Ly Wanzhong made his first appearance before the Tokyo District Court on Friday as one of 42 Chinese plaintiffs in a group lawsuit. The plaintiffs are seeking 840 million yen in unpaid wages and damages for physical and mental suffering they suffered as forced laborers for Japanese companies from April 1944 to August 1945.
They are also demanding an official apology from 11 defendants — the Japanese government and 10 corporations. The defendants include major construction firms such as Hazama Corp. and Mitsubishi Materials Corp.
Ly claims he was abducted by Japanese soldiers from his village in Hebei Province in around March 1942 and taken to a detention center, where he was forced to do railroad repair and other work. In April 1944, he was taken to Japan to work at construction sites along the Tone River in Gunma Prefecture under harsh conditions, he said.
Ly added that there is not much time left, as the more than 38,000 victims of forced labor are old and gradually dying. “It is the common wish of Chinese forced laborers and their families to solve this problem as soon as possible,” he told the court. “(But) even if all the laborers die of illness several years down the road, their families will seek redress from Japan forever.”
All of the defendants have withheld their plea, saying that records on wartime practices do not exist.

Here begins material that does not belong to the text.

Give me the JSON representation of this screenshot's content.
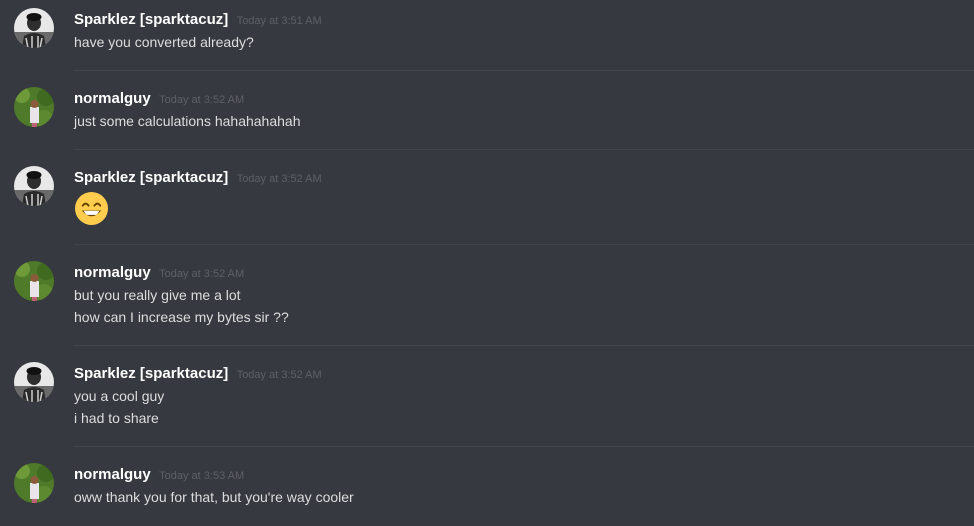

The government, as well as Ube Industries, Mitsubishi Materials and Dowa Mining Co., have also maintained that the case should be dismissed because the statute of limitations has expired, according to lawyers for the plaintiffs.
In a time of both misinformation and too much information, quality journalism is more crucial than ever.
By subscribing, you can help us get the story right.